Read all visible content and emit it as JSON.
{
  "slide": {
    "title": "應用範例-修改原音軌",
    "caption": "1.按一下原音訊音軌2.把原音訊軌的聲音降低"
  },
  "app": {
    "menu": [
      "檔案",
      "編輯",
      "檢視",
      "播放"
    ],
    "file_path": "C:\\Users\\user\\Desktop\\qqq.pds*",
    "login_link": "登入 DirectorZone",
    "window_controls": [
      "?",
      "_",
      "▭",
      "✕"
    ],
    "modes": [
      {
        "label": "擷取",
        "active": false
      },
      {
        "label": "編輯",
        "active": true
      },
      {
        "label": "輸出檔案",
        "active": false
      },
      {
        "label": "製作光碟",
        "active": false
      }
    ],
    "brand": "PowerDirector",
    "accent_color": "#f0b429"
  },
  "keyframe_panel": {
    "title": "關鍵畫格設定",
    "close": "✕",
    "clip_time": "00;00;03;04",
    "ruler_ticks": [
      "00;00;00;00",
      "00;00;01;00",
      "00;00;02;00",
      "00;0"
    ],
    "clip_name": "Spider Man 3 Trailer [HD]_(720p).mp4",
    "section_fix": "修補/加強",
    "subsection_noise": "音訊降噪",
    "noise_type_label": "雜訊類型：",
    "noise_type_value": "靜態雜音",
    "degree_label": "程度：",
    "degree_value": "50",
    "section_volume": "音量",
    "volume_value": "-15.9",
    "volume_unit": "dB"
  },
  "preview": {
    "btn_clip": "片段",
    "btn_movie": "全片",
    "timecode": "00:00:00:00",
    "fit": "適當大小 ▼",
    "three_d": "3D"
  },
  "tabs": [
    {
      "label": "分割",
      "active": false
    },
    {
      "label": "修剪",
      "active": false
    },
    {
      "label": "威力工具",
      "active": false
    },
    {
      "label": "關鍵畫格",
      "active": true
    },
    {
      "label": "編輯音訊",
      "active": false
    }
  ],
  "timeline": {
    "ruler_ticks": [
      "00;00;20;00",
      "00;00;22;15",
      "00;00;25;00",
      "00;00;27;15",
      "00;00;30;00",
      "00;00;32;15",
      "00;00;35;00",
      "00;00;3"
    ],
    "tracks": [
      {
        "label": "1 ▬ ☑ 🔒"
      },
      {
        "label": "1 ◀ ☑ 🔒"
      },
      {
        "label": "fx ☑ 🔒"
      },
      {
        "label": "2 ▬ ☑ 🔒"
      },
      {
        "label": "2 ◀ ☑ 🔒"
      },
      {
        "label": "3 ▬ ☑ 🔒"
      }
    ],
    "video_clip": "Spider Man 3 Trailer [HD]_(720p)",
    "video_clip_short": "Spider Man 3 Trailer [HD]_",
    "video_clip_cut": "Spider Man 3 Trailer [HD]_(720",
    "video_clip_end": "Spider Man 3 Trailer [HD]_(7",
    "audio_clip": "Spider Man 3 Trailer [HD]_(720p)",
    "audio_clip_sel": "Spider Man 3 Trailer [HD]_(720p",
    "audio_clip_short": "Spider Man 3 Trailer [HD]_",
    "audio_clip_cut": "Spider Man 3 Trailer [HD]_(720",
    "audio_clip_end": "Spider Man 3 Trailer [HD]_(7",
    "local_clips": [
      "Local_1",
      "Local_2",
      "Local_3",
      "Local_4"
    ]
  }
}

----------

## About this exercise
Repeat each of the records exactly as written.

## Answer to this exercise
Read all visible content and emit it as JSON.
{
  "slide": {
    "title": "應用範例-修改原音軌",
    "caption": "1.按一下原音訊音軌2.把原音訊軌的聲音降低"
  },
  "app": {
    "menu": [
      "檔案",
      "編輯",
      "檢視",
      "播放"
    ],
    "file_path": "C:\\Users\\user\\Desktop\\qqq.pds*",
    "login_link": "登入 DirectorZone",
    "window_controls": [
      "?",
      "_",
      "▭",
      "✕"
    ],
    "modes": [
      {
        "label": "擷取",
        "active": false
      },
      {
        "label": "編輯",
        "active": true
      },
      {
        "label": "輸出檔案",
        "active": false
      },
      {
        "label": "製作光碟",
        "active": false
      }
    ],
    "brand": "PowerDirector",
    "accent_color": "#f0b429"
  },
  "keyframe_panel": {
    "title": "關鍵畫格設定",
    "close": "✕",
    "clip_time": "00;00;03;04",
    "ruler_ticks": [
      "00;00;00;00",
      "00;00;01;00",
      "00;00;02;00",
      "00;0"
    ],
    "clip_name": "Spider Man 3 Trailer [HD]_(720p).mp4",
    "section_fix": "修補/加強",
    "subsection_noise": "音訊降噪",
    "noise_type_label": "雜訊類型：",
    "noise_type_value": "靜態雜音",
    "degree_label": "程度：",
    "degree_value": "50",
    "section_volume": "音量",
    "volume_value": "-15.9",
    "volume_unit": "dB"
  },
  "preview": {
    "btn_clip": "片段",
    "btn_movie": "全片",
    "timecode": "00:00:00:00",
    "fit": "適當大小 ▼",
    "three_d": "3D"
  },
  "tabs": [
    {
      "label": "分割",
      "active": false
    },
    {
      "label": "修剪",
      "active": false
    },
    {
      "label": "威力工具",
      "active": false
    },
    {
      "label": "關鍵畫格",
      "active": true
    },
    {
      "label": "編輯音訊",
      "active": false
    }
  ],
  "timeline": {
    "ruler_ticks": [
      "00;00;20;00",
      "00;00;22;15",
      "00;00;25;00",
      "00;00;27;15",
      "00;00;30;00",
      "00;00;32;15",
      "00;00;35;00",
      "00;00;3"
    ],
    "tracks": [
      {
        "label": "1 ▬ ☑ 🔒"
      },
      {
        "label": "1 ◀ ☑ 🔒"
      },
      {
        "label": "fx ☑ 🔒"
      },
      {
        "label": "2 ▬ ☑ 🔒"
      },
      {
        "label": "2 ◀ ☑ 🔒"
      },
      {
        "label": "3 ▬ ☑ 🔒"
      }
    ],
    "video_clip": "Spider Man 3 Trailer [HD]_(720p)",
    "video_clip_short": "Spider Man 3 Trailer [HD]_",
    "video_clip_cut": "Spider Man 3 Trailer [HD]_(720",
    "video_clip_end": "Spider Man 3 Trailer [HD]_(7",
    "audio_clip": "Spider Man 3 Trailer [HD]_(720p)",
    "audio_clip_sel": "Spider Man 3 Trailer [HD]_(720p",
    "audio_clip_short": "Spider Man 3 Trailer [HD]_",
    "audio_clip_cut": "Spider Man 3 Trailer [HD]_(720",
    "audio_clip_end": "Spider Man 3 Trailer [HD]_(7",
    "local_clips": [
      "Local_1",
      "Local_2",
      "Local_3",
      "Local_4"
    ]
  }
}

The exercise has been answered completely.